Your goal: Exact copies of all the lines below are required, with the pictures omitted.
Start of Records to use
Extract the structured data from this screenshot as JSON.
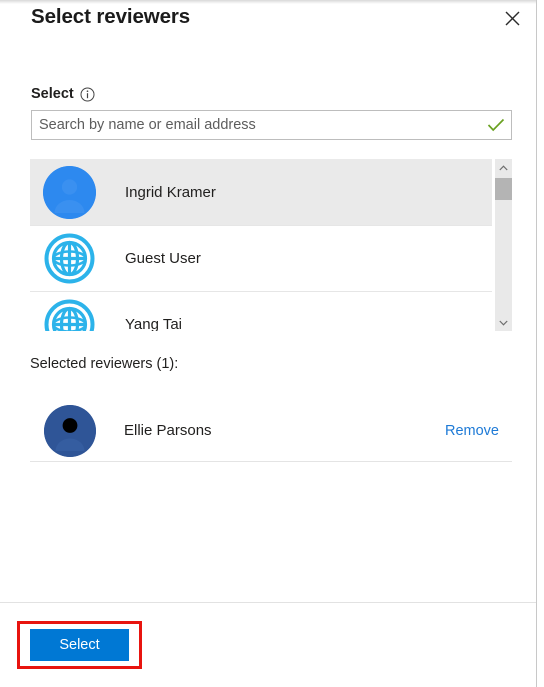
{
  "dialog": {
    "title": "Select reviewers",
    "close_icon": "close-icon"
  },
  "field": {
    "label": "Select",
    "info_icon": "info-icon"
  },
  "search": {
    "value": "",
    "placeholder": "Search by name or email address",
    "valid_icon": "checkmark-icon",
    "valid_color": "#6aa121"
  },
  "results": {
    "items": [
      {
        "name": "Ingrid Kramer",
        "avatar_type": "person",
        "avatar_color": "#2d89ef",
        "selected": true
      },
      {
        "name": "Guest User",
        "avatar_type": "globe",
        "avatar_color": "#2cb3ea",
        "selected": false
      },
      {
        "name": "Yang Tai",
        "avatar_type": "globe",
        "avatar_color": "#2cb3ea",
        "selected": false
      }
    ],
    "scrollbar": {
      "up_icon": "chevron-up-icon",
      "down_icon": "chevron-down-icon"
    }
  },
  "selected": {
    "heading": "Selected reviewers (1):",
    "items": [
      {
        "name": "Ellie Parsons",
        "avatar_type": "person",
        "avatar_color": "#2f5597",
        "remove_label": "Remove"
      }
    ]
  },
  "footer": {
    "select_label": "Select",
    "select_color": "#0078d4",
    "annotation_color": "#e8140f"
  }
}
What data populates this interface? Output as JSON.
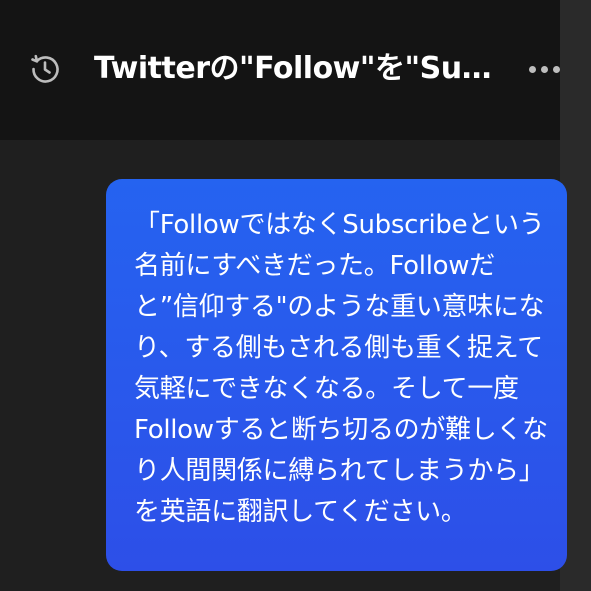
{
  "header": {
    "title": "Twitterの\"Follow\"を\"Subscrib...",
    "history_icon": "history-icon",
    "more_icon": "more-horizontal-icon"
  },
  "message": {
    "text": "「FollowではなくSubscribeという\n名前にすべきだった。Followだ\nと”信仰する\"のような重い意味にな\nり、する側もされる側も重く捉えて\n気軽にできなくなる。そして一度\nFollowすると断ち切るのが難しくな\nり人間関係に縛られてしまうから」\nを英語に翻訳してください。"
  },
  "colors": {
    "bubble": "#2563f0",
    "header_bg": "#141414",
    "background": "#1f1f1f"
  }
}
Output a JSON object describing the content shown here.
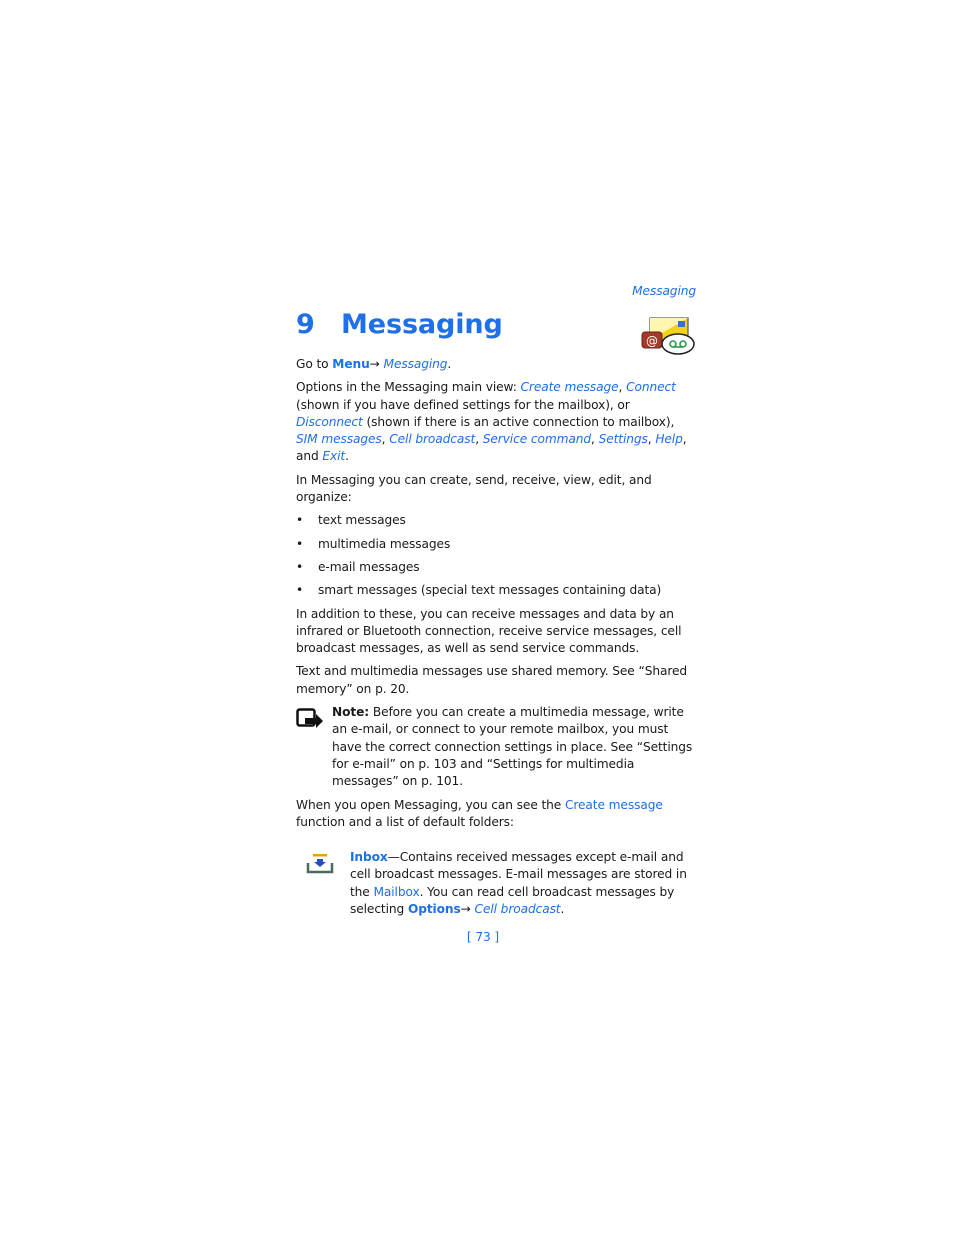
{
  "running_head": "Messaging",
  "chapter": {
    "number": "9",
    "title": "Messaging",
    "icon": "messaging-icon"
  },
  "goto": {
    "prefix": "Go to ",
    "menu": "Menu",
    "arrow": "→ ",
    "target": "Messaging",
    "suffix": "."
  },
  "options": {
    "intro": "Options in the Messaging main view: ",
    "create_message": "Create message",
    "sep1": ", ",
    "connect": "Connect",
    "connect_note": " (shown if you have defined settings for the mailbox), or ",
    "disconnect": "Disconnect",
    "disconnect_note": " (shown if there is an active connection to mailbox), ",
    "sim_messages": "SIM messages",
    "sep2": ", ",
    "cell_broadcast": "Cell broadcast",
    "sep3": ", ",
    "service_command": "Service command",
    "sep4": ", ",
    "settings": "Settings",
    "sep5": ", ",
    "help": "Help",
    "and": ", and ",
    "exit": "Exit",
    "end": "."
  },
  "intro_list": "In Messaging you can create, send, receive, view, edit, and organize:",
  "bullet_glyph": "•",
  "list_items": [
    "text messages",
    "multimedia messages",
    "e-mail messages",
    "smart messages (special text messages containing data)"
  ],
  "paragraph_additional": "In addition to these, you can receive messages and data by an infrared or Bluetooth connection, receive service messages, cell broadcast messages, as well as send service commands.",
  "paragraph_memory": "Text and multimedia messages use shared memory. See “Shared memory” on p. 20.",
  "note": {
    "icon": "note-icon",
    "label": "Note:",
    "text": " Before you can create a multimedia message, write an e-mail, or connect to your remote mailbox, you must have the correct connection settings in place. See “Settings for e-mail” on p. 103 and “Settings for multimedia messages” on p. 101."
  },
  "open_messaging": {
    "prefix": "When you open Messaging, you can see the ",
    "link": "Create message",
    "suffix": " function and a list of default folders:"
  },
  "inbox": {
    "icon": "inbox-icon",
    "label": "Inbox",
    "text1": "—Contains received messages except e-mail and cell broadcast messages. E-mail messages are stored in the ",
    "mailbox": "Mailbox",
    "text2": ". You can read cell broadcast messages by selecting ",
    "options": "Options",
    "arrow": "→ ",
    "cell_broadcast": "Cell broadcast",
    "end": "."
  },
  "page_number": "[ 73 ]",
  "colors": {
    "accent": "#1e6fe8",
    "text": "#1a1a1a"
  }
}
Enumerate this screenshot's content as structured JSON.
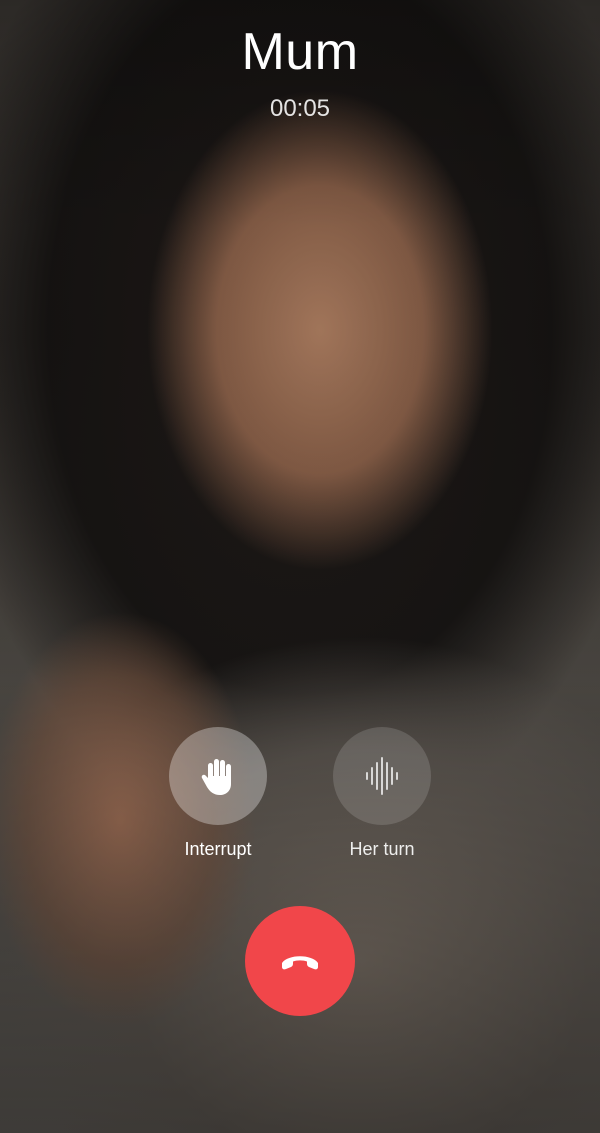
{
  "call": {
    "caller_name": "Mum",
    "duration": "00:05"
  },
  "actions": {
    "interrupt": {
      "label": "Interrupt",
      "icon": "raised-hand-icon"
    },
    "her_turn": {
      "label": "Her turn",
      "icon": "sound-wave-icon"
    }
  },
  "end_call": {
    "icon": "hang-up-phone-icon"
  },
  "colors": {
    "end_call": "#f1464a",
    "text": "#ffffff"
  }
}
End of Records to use
Task output:
Extract the structured data from this screenshot as JSON.
{
  "dialog": {
    "title": "Select reviewers",
    "close_icon": "close-icon"
  },
  "field": {
    "label": "Select",
    "info_icon": "info-icon"
  },
  "search": {
    "value": "",
    "placeholder": "Search by name or email address",
    "valid_icon": "checkmark-icon",
    "valid_color": "#6aa121"
  },
  "results": {
    "items": [
      {
        "name": "Ingrid Kramer",
        "avatar_type": "person",
        "avatar_color": "#2d89ef",
        "selected": true
      },
      {
        "name": "Guest User",
        "avatar_type": "globe",
        "avatar_color": "#2cb3ea",
        "selected": false
      },
      {
        "name": "Yang Tai",
        "avatar_type": "globe",
        "avatar_color": "#2cb3ea",
        "selected": false
      }
    ],
    "scrollbar": {
      "up_icon": "chevron-up-icon",
      "down_icon": "chevron-down-icon"
    }
  },
  "selected": {
    "heading": "Selected reviewers (1):",
    "items": [
      {
        "name": "Ellie Parsons",
        "avatar_type": "person",
        "avatar_color": "#2f5597",
        "remove_label": "Remove"
      }
    ]
  },
  "footer": {
    "select_label": "Select",
    "select_color": "#0078d4",
    "annotation_color": "#e8140f"
  }
}
What data populates this interface? Output as JSON.
{
  "header": {
    "title": "Twitterの\"Follow\"を\"Subscrib...",
    "history_icon": "history-icon",
    "more_icon": "more-horizontal-icon"
  },
  "message": {
    "text": "「FollowではなくSubscribeという\n名前にすべきだった。Followだ\nと”信仰する\"のような重い意味にな\nり、する側もされる側も重く捉えて\n気軽にできなくなる。そして一度\nFollowすると断ち切るのが難しくな\nり人間関係に縛られてしまうから」\nを英語に翻訳してください。"
  },
  "colors": {
    "bubble": "#2563f0",
    "header_bg": "#141414",
    "background": "#1f1f1f"
  }
}
Output a JSON object describing the content shown here.
{
  "running_head": "Messaging",
  "chapter": {
    "number": "9",
    "title": "Messaging",
    "icon": "messaging-icon"
  },
  "goto": {
    "prefix": "Go to ",
    "menu": "Menu",
    "arrow": "→ ",
    "target": "Messaging",
    "suffix": "."
  },
  "options": {
    "intro": "Options in the Messaging main view: ",
    "create_message": "Create message",
    "sep1": ", ",
    "connect": "Connect",
    "connect_note": " (shown if you have defined settings for the mailbox), or ",
    "disconnect": "Disconnect",
    "disconnect_note": " (shown if there is an active connection to mailbox), ",
    "sim_messages": "SIM messages",
    "sep2": ", ",
    "cell_broadcast": "Cell broadcast",
    "sep3": ", ",
    "service_command": "Service command",
    "sep4": ", ",
    "settings": "Settings",
    "sep5": ", ",
    "help": "Help",
    "and": ", and ",
    "exit": "Exit",
    "end": "."
  },
  "intro_list": "In Messaging you can create, send, receive, view, edit, and organize:",
  "bullet_glyph": "•",
  "list_items": [
    "text messages",
    "multimedia messages",
    "e-mail messages",
    "smart messages (special text messages containing data)"
  ],
  "paragraph_additional": "In addition to these, you can receive messages and data by an infrared or Bluetooth connection, receive service messages, cell broadcast messages, as well as send service commands.",
  "paragraph_memory": "Text and multimedia messages use shared memory. See “Shared memory” on p. 20.",
  "note": {
    "icon": "note-icon",
    "label": "Note:",
    "text": " Before you can create a multimedia message, write an e-mail, or connect to your remote mailbox, you must have the correct connection settings in place. See “Settings for e-mail” on p. 103 and “Settings for multimedia messages” on p. 101."
  },
  "open_messaging": {
    "prefix": "When you open Messaging, you can see the ",
    "link": "Create message",
    "suffix": " function and a list of default folders:"
  },
  "inbox": {
    "icon": "inbox-icon",
    "label": "Inbox",
    "text1": "—Contains received messages except e-mail and cell broadcast messages. E-mail messages are stored in the ",
    "mailbox": "Mailbox",
    "text2": ". You can read cell broadcast messages by selecting ",
    "options": "Options",
    "arrow": "→ ",
    "cell_broadcast": "Cell broadcast",
    "end": "."
  },
  "page_number": "[ 73 ]",
  "colors": {
    "accent": "#1e6fe8",
    "text": "#1a1a1a"
  }
}
Enumerate this screenshot's content as structured JSON.
{
  "call": {
    "caller_name": "Mum",
    "duration": "00:05"
  },
  "actions": {
    "interrupt": {
      "label": "Interrupt",
      "icon": "raised-hand-icon"
    },
    "her_turn": {
      "label": "Her turn",
      "icon": "sound-wave-icon"
    }
  },
  "end_call": {
    "icon": "hang-up-phone-icon"
  },
  "colors": {
    "end_call": "#f1464a",
    "text": "#ffffff"
  }
}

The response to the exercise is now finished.